=== Exercise ===
Repeat every record exactly, but omit the images.

Dataset rows for apps and sites
╭──

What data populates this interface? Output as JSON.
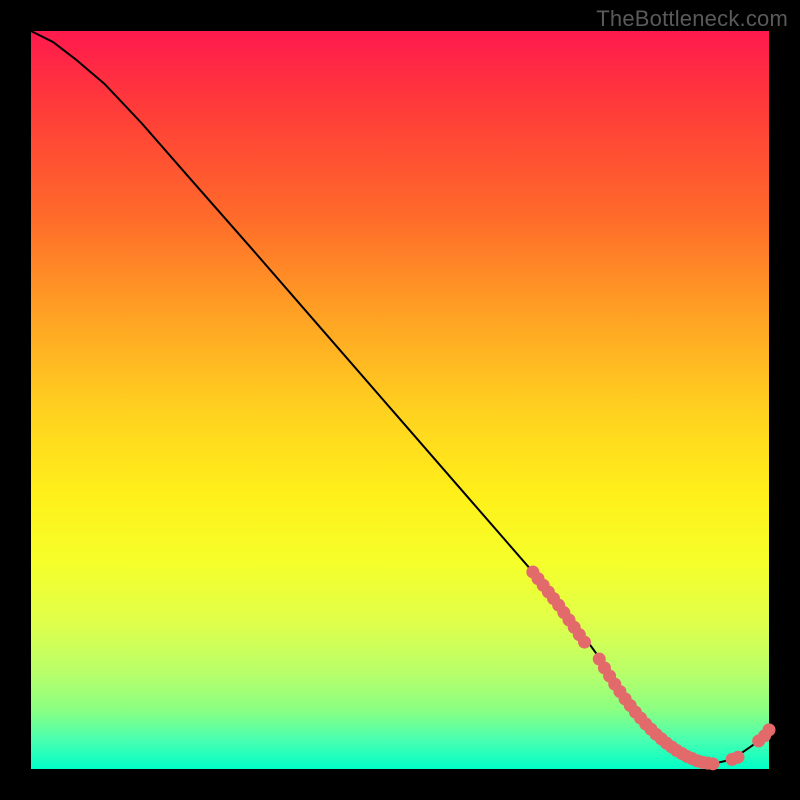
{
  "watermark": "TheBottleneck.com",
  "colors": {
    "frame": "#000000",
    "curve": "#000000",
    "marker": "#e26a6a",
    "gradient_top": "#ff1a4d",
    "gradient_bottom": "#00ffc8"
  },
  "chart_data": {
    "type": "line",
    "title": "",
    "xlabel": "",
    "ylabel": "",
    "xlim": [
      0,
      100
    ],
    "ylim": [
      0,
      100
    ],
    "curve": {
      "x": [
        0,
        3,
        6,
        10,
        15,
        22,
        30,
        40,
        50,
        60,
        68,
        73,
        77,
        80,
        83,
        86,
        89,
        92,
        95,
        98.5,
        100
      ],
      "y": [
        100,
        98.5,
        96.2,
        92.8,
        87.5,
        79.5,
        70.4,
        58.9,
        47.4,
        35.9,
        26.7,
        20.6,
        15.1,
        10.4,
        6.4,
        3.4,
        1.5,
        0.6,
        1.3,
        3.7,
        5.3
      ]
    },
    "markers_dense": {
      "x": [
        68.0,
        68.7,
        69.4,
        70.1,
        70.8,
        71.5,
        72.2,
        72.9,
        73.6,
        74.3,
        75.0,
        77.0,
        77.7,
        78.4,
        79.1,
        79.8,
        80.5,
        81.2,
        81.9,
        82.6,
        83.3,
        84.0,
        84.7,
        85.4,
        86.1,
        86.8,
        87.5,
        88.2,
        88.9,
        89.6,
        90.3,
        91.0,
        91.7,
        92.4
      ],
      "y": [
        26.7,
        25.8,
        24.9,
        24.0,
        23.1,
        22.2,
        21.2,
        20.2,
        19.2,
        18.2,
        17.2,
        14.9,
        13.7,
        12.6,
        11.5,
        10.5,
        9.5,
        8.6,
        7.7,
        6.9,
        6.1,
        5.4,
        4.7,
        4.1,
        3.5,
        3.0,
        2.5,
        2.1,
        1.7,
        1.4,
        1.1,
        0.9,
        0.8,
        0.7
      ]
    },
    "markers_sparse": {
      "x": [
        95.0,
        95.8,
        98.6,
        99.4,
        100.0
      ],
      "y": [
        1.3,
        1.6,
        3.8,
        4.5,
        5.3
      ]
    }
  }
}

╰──

=== Answer space ===
What data populates this interface? Output as JSON.
{
  "watermark": "TheBottleneck.com",
  "colors": {
    "frame": "#000000",
    "curve": "#000000",
    "marker": "#e26a6a",
    "gradient_top": "#ff1a4d",
    "gradient_bottom": "#00ffc8"
  },
  "chart_data": {
    "type": "line",
    "title": "",
    "xlabel": "",
    "ylabel": "",
    "xlim": [
      0,
      100
    ],
    "ylim": [
      0,
      100
    ],
    "curve": {
      "x": [
        0,
        3,
        6,
        10,
        15,
        22,
        30,
        40,
        50,
        60,
        68,
        73,
        77,
        80,
        83,
        86,
        89,
        92,
        95,
        98.5,
        100
      ],
      "y": [
        100,
        98.5,
        96.2,
        92.8,
        87.5,
        79.5,
        70.4,
        58.9,
        47.4,
        35.9,
        26.7,
        20.6,
        15.1,
        10.4,
        6.4,
        3.4,
        1.5,
        0.6,
        1.3,
        3.7,
        5.3
      ]
    },
    "markers_dense": {
      "x": [
        68.0,
        68.7,
        69.4,
        70.1,
        70.8,
        71.5,
        72.2,
        72.9,
        73.6,
        74.3,
        75.0,
        77.0,
        77.7,
        78.4,
        79.1,
        79.8,
        80.5,
        81.2,
        81.9,
        82.6,
        83.3,
        84.0,
        84.7,
        85.4,
        86.1,
        86.8,
        87.5,
        88.2,
        88.9,
        89.6,
        90.3,
        91.0,
        91.7,
        92.4
      ],
      "y": [
        26.7,
        25.8,
        24.9,
        24.0,
        23.1,
        22.2,
        21.2,
        20.2,
        19.2,
        18.2,
        17.2,
        14.9,
        13.7,
        12.6,
        11.5,
        10.5,
        9.5,
        8.6,
        7.7,
        6.9,
        6.1,
        5.4,
        4.7,
        4.1,
        3.5,
        3.0,
        2.5,
        2.1,
        1.7,
        1.4,
        1.1,
        0.9,
        0.8,
        0.7
      ]
    },
    "markers_sparse": {
      "x": [
        95.0,
        95.8,
        98.6,
        99.4,
        100.0
      ],
      "y": [
        1.3,
        1.6,
        3.8,
        4.5,
        5.3
      ]
    }
  }
}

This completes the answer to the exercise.